- Ultimate Frisbee (they play against other cities as well)
- Traditional Korean art
- Language Exchanges
- Green Movie Nights
- Reporters and editors of our English foreigner magazine and newspaper
I am not white, will that be a problem?
So if you are blond and blue eyed, it’s all good right? Wrong, you will also get stared at. Potentially even asked to take pictures with. You laugh but it’s happened to friends of mine. Korea is rather homogenous, and the influx of foreigners here has opened their eyes to different cultures and sadly, stereotypes. Of course, bigger cities will be a bit more accustomed to seeing people of different races. Sometimes the people who have the hardest problems are Korean Americans who feel the pressure to speak perfect Korean or behave appropriately by Korean cultural standards.
My experience so far? I tend to be a kind of chameleon. Even to foreigners. So usually I am ignored because I am constantly mistaken for a Korean. Or I get asked if I am Korean American because they hear my English.
Regardless of race, as well as how you look in general, I have always thought it better as an expat in a foreign country to live my life knowing I am constantly being watched.
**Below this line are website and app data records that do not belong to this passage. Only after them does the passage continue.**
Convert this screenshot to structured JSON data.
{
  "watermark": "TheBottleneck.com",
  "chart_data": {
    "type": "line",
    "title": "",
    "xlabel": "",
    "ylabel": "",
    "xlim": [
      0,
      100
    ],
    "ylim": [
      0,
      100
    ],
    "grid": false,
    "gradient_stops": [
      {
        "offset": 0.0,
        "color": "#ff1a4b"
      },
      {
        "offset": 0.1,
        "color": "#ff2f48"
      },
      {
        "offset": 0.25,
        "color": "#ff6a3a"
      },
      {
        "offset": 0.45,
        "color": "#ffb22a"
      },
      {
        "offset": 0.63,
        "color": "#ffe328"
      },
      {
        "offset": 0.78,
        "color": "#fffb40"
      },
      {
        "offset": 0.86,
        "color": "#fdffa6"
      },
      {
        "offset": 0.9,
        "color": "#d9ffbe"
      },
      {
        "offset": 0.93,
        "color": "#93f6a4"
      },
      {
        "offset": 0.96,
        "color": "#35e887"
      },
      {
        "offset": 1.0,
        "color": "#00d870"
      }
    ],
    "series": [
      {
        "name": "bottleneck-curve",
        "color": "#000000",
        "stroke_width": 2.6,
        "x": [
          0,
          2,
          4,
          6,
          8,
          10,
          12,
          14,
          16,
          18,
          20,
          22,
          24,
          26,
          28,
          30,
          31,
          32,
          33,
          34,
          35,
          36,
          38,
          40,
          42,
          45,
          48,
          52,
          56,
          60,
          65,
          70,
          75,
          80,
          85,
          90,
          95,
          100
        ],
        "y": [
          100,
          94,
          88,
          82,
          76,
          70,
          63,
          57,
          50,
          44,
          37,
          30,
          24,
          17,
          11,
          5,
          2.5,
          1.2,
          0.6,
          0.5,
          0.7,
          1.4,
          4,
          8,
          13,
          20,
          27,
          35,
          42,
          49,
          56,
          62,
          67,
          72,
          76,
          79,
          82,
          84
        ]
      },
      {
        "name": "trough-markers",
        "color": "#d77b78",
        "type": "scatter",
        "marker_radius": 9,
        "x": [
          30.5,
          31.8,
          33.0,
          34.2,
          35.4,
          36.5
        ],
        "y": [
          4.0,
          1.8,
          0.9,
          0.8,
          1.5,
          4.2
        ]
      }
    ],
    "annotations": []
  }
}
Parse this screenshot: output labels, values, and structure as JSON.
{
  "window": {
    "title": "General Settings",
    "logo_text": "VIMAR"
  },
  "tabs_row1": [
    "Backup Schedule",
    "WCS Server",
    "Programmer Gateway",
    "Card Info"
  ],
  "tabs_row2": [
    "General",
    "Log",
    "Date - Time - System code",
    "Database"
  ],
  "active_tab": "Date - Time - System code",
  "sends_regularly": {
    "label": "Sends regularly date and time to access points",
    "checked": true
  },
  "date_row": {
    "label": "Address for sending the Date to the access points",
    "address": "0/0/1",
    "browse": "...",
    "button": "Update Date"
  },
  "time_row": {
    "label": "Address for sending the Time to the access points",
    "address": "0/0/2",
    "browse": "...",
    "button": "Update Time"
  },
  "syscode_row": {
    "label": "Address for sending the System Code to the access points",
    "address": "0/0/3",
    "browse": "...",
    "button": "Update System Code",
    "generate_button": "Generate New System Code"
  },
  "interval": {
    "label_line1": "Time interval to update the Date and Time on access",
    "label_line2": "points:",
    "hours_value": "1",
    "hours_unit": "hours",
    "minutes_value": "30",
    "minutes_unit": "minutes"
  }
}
I may just be the first Hispanic American these people have ever interacted with. What sort of impression do I want to leave with them, and what stereotypes do I want to break?
My friends and I who come from an array of racial backgrounds, or who fall in different places on the body image spectrum (again Korea is pretty homogenous in that category as well) have had to deal with the stares (mostly just out of plain curiosity) or comments, but the friends and people I have met in Korea far outweigh any awkward, uncomfortable or inappropriate moment that I have gone through. If anything it makes for a good learning experience, or a good story to share and remember.
Funny story, my Korean friend and I had just finished eating and were walking back to the bus. Suddenly she turns to me and in all seriousness asks me, “Alex…are you black?”. I died right there on the road laughing and I still poke fun at her for it. But this question brings to light the fact that some people just don’t know. White people? Black people? Everyone knows about them. Hispanics? What are those? So yeah, I’ve learned to run with this, and just take the opportunity to teach my friends about my culture.
I live here, now what?
Best to start it off with this awesome letter written by an awesome blogger Roboseyo to new teachers in Korea.
If you’re white or black (or any other kind of foreigner) you get stared at in Asia, but if you’re White they stare out of admiration; if you’re Black, it’s because they think that you’re an escaped monkey from the zoo. Asians aodre whites and want to hire and sleep with them; Blacks, they just want dead.